This translation process does in fact carry my political subjectivity forward through this process; this means I am enforcing my personal viewpoint as an intervention into a conventionally machine- processed mechanism. Rather than feeding the raw data straight into the machine, I am asking what if we go beyond strictly machine-operated algorithms by inserting a human element within? Here the act of translation is taken as the mediation of information and human-machine collaboration as the data first goes through the filter of my ideology and then fed through the algorithm to determine a processing model based on the quantities.
I will give a short example to clarify this whole process. Let’s say in response to the first question, do you agree with the call to halt uranium mining? one would say no. Based on my viewpoint this response is interpreted as environmental degradation, that is, if we do not agree to stop uranium mining it could accelerate environmental degradation. This is the translation process that I referred to which is revealed to the viewer at the end of their session with the questionnaire; they are provided with a list of all phrases and highlighted among them are the ones associated with their responses which is meant to motivate them to look for those responses within the visualization. The machine leg of the algorithm showcases the quantity of the live data feed through certain behaviors, like inflation/deflation, the speed by which the phrase moves through the space and the frequency of its appearance. This is the mechanism of operation of the visualization: constantly in motion words associated with responses carrying a combination of the above qualities.
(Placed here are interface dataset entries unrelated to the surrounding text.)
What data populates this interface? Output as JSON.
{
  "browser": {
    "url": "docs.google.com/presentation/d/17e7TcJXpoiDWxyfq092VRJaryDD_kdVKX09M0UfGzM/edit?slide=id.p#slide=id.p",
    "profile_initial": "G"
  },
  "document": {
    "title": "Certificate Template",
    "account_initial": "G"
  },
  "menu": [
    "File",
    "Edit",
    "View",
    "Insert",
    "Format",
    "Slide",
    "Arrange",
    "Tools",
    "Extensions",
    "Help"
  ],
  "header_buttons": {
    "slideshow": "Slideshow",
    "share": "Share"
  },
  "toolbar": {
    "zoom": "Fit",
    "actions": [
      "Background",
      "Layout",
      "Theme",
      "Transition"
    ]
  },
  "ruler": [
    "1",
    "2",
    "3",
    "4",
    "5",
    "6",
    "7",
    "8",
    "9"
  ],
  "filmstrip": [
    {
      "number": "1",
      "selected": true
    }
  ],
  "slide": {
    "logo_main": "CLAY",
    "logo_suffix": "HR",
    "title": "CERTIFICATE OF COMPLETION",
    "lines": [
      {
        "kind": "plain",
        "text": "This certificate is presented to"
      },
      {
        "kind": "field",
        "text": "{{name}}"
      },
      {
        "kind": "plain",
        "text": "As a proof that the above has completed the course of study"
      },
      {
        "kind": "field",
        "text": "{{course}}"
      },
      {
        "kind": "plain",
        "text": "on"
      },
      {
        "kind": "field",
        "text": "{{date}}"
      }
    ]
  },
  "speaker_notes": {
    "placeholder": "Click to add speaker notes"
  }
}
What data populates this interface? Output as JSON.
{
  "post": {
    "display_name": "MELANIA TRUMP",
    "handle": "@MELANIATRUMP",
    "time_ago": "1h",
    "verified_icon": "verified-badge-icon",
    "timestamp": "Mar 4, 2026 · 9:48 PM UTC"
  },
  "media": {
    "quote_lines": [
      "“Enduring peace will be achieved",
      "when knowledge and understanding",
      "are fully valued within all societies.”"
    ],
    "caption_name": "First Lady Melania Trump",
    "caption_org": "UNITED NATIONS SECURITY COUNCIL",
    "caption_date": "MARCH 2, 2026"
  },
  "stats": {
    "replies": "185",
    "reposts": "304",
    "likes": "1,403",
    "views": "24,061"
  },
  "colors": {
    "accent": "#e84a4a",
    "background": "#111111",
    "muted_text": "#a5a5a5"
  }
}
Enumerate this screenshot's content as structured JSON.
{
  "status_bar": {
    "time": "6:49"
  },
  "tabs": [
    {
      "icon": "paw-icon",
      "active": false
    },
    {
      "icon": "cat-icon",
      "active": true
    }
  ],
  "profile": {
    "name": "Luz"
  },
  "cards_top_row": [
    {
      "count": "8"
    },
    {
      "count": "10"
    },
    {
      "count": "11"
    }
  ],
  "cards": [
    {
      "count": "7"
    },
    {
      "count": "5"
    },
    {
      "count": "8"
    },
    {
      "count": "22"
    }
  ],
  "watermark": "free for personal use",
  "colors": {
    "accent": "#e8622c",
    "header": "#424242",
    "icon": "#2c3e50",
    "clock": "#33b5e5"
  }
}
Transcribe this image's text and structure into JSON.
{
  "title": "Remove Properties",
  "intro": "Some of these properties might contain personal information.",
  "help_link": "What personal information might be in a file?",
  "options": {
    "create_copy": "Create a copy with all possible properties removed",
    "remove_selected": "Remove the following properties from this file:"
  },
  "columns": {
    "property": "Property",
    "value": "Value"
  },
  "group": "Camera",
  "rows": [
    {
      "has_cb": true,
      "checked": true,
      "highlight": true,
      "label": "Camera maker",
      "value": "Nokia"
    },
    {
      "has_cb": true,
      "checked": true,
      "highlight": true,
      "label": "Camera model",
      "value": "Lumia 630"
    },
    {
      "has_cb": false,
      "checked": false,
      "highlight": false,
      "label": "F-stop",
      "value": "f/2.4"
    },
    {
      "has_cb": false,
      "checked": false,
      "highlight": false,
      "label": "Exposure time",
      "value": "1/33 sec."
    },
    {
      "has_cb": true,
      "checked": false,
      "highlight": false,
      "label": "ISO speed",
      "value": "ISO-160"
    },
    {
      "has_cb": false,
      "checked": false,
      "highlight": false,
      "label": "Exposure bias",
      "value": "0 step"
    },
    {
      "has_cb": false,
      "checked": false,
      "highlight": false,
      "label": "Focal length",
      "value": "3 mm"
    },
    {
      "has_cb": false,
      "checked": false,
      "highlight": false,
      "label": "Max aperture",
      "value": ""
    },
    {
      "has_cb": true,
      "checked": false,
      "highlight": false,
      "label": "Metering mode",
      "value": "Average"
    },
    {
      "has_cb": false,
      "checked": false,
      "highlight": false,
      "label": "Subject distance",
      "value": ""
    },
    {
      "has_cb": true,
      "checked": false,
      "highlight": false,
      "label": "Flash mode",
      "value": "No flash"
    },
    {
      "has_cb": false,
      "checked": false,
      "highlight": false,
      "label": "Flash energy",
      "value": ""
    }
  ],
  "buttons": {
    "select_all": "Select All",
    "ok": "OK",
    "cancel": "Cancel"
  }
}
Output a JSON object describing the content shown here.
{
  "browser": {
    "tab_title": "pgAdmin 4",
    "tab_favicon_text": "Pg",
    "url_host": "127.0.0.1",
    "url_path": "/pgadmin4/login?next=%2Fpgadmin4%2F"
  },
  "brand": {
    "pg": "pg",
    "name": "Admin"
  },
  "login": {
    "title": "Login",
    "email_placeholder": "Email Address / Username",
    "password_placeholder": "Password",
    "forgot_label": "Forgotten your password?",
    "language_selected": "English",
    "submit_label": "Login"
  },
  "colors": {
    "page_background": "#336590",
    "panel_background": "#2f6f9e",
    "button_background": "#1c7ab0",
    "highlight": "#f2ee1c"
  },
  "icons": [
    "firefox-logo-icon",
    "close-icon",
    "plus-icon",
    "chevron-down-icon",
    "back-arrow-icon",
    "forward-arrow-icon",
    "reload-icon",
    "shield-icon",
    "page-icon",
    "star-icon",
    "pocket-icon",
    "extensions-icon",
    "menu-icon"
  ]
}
What the audience is confronted with should they choose not to interact with the questionnaire and go straight to the visualization, is disjunctive phrases that move towards them which taken in devoid of the context of the app, ties well with my earlier projects that impede the quick reading of the work. As such, formal investigations focusing on data such as mine with a reservation to provide a clear context highlight the role of data-driven mechanisms as a new mode of corporate control by gesturing towards the disparate data being collected as data pools within the context collapse of internet. In other words, it intends to raise the issue of visibility as well as invisibility of data. In this manner, algorithmic data collection as well as information patterning become emergent tools for mass surveillance with one essential precondition: users that are willing to hand over data.